For reasons known and unknown, Izzo has the leg up in recruiting. He is able to constantly bring in the top players in the state of Michigan, along with multiple top 50 recruits in virtually every class. He is unstoppable when bringing players into the fold.

When looking at high school athletes, being guaranteed a successful collegiate career in terms of wins and losses and championships is imperative. Izzo, with a much longer track record of success, has used the National Championship, Final Four appearances and Big Ten accolades to set himself apart – as any expert recruiter would do.

Beilein has never brought the top player in the state of Michigan to his university.
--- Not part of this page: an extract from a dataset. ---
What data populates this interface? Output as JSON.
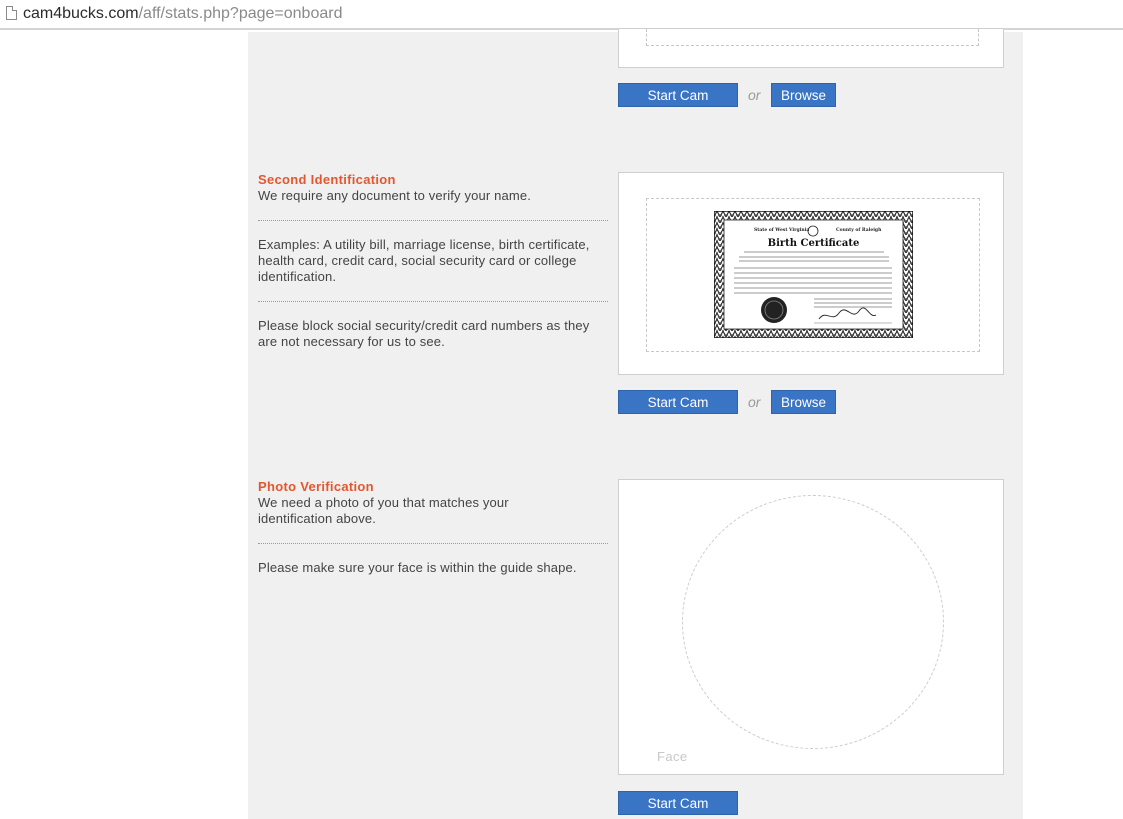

Izzo has done it six times since 2007.

Izzo is clearly a superior recruiter, but development is where it gets alluring.


Izzo has had 18 total players drafted and nine first-round picks, of which one was in the top 10. Eight Beilein players have been selected in the NBA Draft, six of them have gone in the first round and two of those six in the top 10.
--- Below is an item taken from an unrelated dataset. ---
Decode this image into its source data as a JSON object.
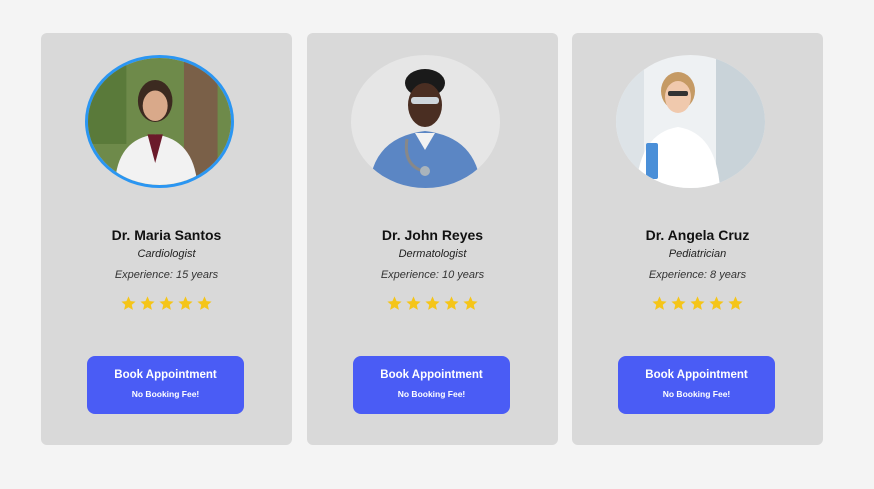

Before jumping to conclusions, remember Izzo has coached Michigan State for 23 years and Beilein has been at Michigan for just 11 years.

While Izzo may have developed a player like Draymond Green into the player that he is, Beilein has done more. Players that were never supposed to be first-round picks turned into top selections like Tim Hardaway Jr. (No. 24) in 2013, Mitch McGary (No. 21) in 2014, Nik Stauskas (No. 8) in 2014, Caris LeVert (No. 20) in 2016 and D.J. Wilson (No. 17) in 2017. None of those players were expected to be first-round talent out of high school.

Players expected to go in the first round before being coached by Izzo include Mateen Cleaves, Jason Richardson, Zach Randolph and Gary Harris. Nobody ever envisioned Beilein to put a handful of players into the first round.

Beilein has clearly done more with less. Izzo inherited talent but only truly developed a few players.

Building a Culture

In a survey from CBS Sports in 2017, Beilein was voted the cleanest coach in the NCAA when 100 other coaches were asked. Beilein merited 26.6 percent of the votes. Izzo was tied for sixth place with 4.8 percent.

“John Beilein is a by-the-book, letter-of-the-law guy,” a fellow NCAA coach told CBS Sports. “LETTER-OF-THE-LAW. You get two hours to work out guys for the week. If he works out a kid and, say, they go one hour and one minute, he’s going to start the next time with 59 minutes on the lock and go 59 minutes. That’s the truth.”

ESPN’s Outside the Lines published an investigation into the Michigan State athletic department on Feb. 1, 2018. One of the findings included Spartans basketball star Travis Walton, who won Big Ten Defensive Player of the Year in 2009. While on Izzo’s staff as an undergraduate assistant in 2010, he allegedly punched a woman at a bar. He was allowed to travel with the team even after being arrested.

During the same month, Walton and two Michigan State players were accused of sexually assaulting a Michigan State female student. Four months later, Michigan State’s Adreian Payne and Keith Appling were accused of sexually assaulting a female during a game of miniature basketball. No charges were filed.

According to Yahoo! Sports’ Pat Forde and Pete Thamel’s report, an agent during the 2016-17 season paid for a meal for the family without Bridges’ knowledge. The dinner was $40. With Izzo at the helm, Michigan State self-reported the violation and declared Bridges ineligible.

(Photo by Getty Images)

“If people are committing felony crimes in our business, then get them the heck out of our business,” Beilein said Oct. 4. “If that’s what’s happening.”

While it has not been proven if Izzo knew of the alleged sexual assaults or the agent paying for Bridges’ dinner, the program is in the middle of a scandal. Beilein, on the other hand, is clean.

“I take a couple showers a day too, so that keeps me nice and clean,” the Michigan coach stated.

The Verdict

Beilein might take down Izzo in a few important categories to players attempting to make it to the NBA and the overall culture of his program, but success will always keep Izzo at a higher overall coaching pedigree.